1 vanilla bean
6 tablespoons sugar
Cut the vanilla bean into extremely small pieces with scissors. Put the vanilla bean pieces and 3 tablespoons sugar in a mortar. Crush together with a pestle. Strain through a fine sieve, add another 3 tablespoons sugar and repeat the process.
50 chestnuts (about 2 pounds)
1 1/3 cups superfine sugar
5 eggs, separated
A good pinch of powdered vanilla
3/4 cup plus 2 tablespoons (1 3/4 sticks) butter, softened, plus more for the pan
1. Make a cut around the perimeter of each chestnut shell and plunge them into boiling water for 1 minute, then peel them.
2. Bring 2 cups of water to a boil and add the chestnuts.
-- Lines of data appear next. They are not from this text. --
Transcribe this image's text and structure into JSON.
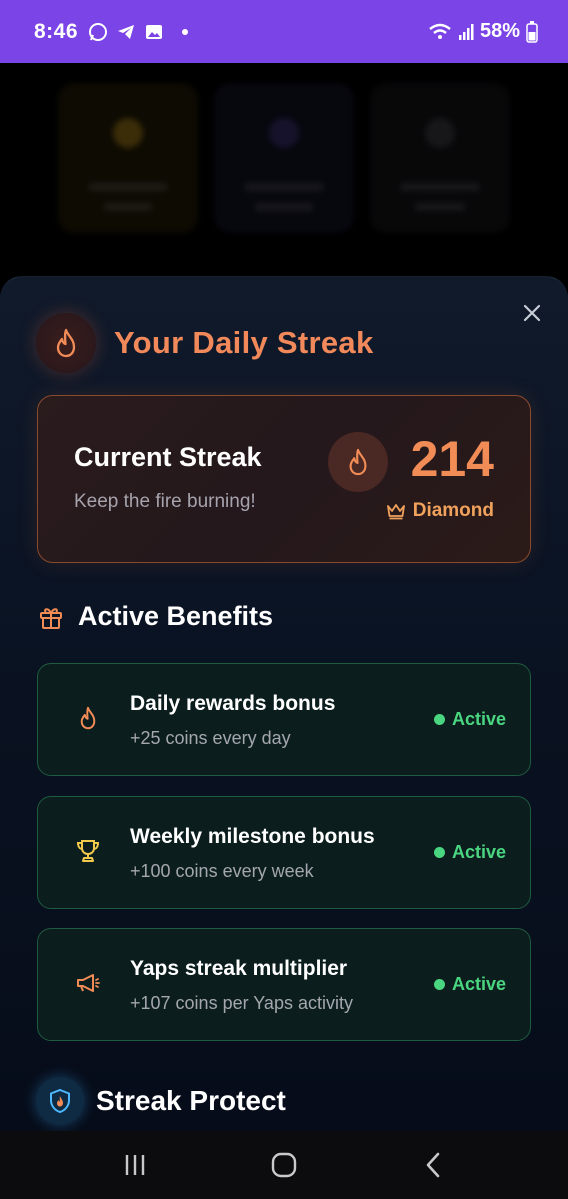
{
  "status_bar": {
    "time": "8:46",
    "battery": "58%",
    "icons": [
      "whatsapp-icon",
      "telegram-icon",
      "gallery-icon",
      "wifi-icon",
      "signal-icon",
      "battery-icon"
    ]
  },
  "sheet": {
    "title": "Your Daily Streak",
    "close_icon": "close-icon"
  },
  "streak": {
    "title": "Current Streak",
    "subtitle": "Keep the fire burning!",
    "count": "214",
    "tier": "Diamond"
  },
  "benefits": {
    "title": "Active Benefits",
    "items": [
      {
        "title": "Daily rewards bonus",
        "subtitle": "+25 coins every day",
        "status": "Active",
        "icon": "flame-icon"
      },
      {
        "title": "Weekly milestone bonus",
        "subtitle": "+100 coins every week",
        "status": "Active",
        "icon": "trophy-icon"
      },
      {
        "title": "Yaps streak multiplier",
        "subtitle": "+107 coins per Yaps activity",
        "status": "Active",
        "icon": "megaphone-icon"
      }
    ]
  },
  "protect": {
    "title": "Streak Protect"
  },
  "colors": {
    "accent_orange": "#f1895a",
    "active_green": "#4ad580",
    "status_bar": "#7b44e6"
  }
}
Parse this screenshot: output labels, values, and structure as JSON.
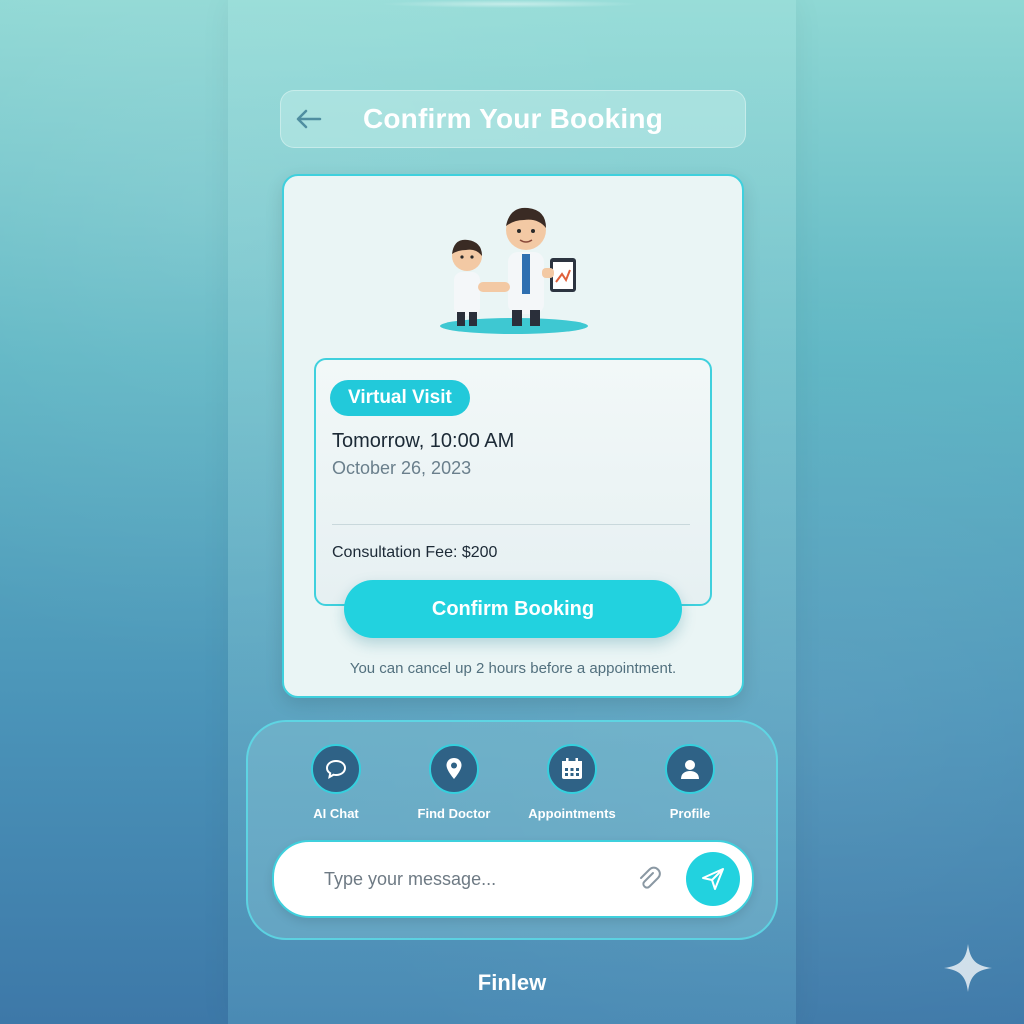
{
  "header": {
    "title": "Confirm Your Booking"
  },
  "booking": {
    "visit_type": "Virtual Visit",
    "time": "Tomorrow, 10:00 AM",
    "date": "October 26, 2023",
    "fee": "Consultation Fee: $200",
    "confirm_label": "Confirm Booking",
    "cancel_note": "You can cancel up 2 hours before a appointment."
  },
  "nav": {
    "items": [
      {
        "label": "AI Chat",
        "icon": "chat-bubble-icon"
      },
      {
        "label": "Find Doctor",
        "icon": "location-pin-icon"
      },
      {
        "label": "Appointments",
        "icon": "calendar-icon"
      },
      {
        "label": "Profile",
        "icon": "user-icon"
      }
    ]
  },
  "message": {
    "placeholder": "Type your message...",
    "attach_icon": "paperclip-icon",
    "send_icon": "paper-plane-icon"
  },
  "brand": {
    "name": "Finlew"
  },
  "colors": {
    "accent": "#22d2df",
    "accent_border": "#3fd0dd",
    "nav_circle": "#2f6286",
    "text_dark": "#1c2a36",
    "text_muted": "#6a7f8c"
  }
}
Reduce the heat to a simmer, cover and cook gently until the pulp is transparent when you cut into a chestnut, 25 to 30 minutes. Overcooking will allow the chestnuts to absorb too much liquid.
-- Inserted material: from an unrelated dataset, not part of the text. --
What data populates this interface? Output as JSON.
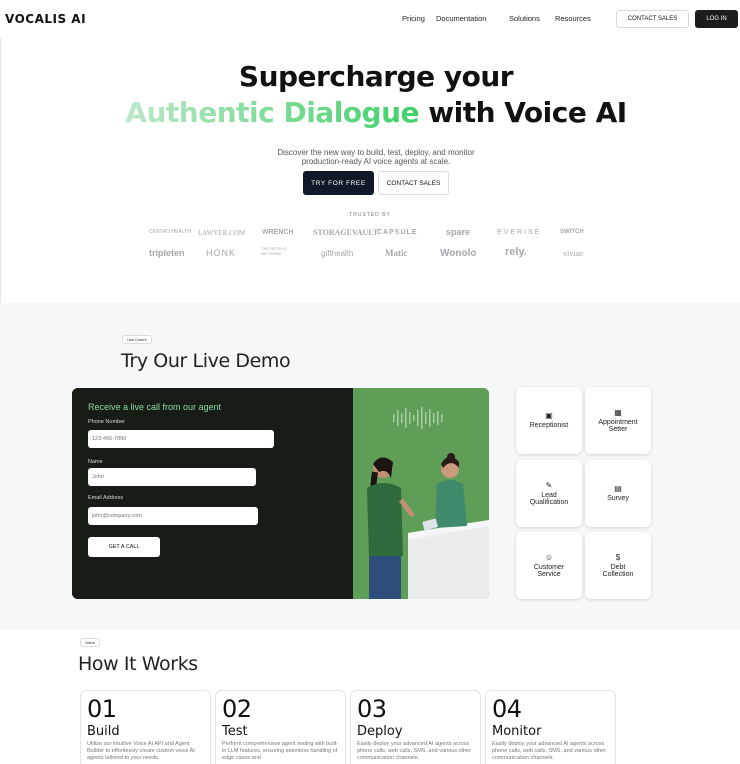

3. While the chestnuts are still burning hot, force them through a tamis or fine sieve, four to five at a time, collecting the puree in a bowl.
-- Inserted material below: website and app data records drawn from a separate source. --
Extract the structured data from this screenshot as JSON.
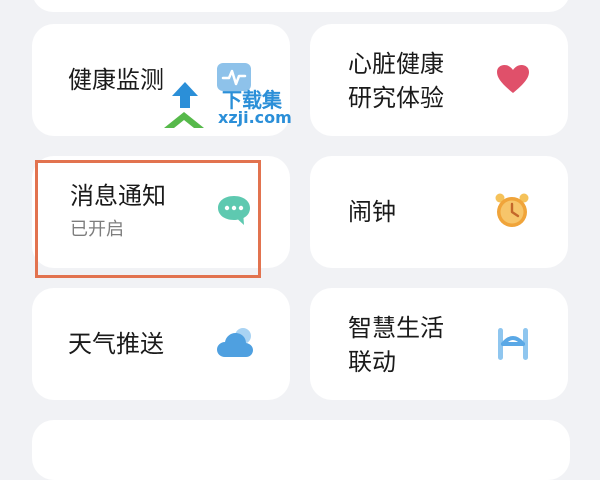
{
  "settings": {
    "items": [
      {
        "label": "健康监测"
      },
      {
        "label_line1": "心脏健康",
        "label_line2": "研究体验"
      },
      {
        "label": "消息通知",
        "status": "已开启"
      },
      {
        "label": "闹钟"
      },
      {
        "label": "天气推送"
      },
      {
        "label_line1": "智慧生活",
        "label_line2": "联动"
      }
    ]
  },
  "watermark": {
    "title": "下载集",
    "domain": "xzji.com"
  },
  "colors": {
    "background": "#f1f2f5",
    "card": "#ffffff",
    "highlight_border": "#e2734f",
    "heart": "#e0506a",
    "message": "#5ec9b0",
    "alarm": "#f0a43a",
    "weather": "#4fa0e0",
    "smart_life": "#5aa8e6"
  },
  "icons": [
    "health-monitor-icon",
    "heart-icon",
    "message-bubble-icon",
    "alarm-clock-icon",
    "weather-cloud-icon",
    "smart-life-icon"
  ]
}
4. Mix the puree with a wooden spoon and stir in the sugar. It will melt and dilute the puree. Then add the egg yolks, one at a time, beating the puree vigorously as you go. Stir in the vanilla powder.
5. Beat the butter until it is soft and creamy and beat that into the batter.
6. Butter a charlotte mold. Heat oven to 350 degrees.
7. Whisk the egg whites to firm peaks. Using a spatula, thoroughly mix one-fourth of them into the batter. Spread the remaining whites on top of the batter and then fold them together: Cut into the whole mixture with the spatula, so that you pass under the mass, turning it and placing it over the whites. Turn the bowl and repeat until the batter and whites are thoroughly mixed together. You must do this with large, generous gestures, measured yet swift, going out from the middle to the edges, continually turning the bowl on the table.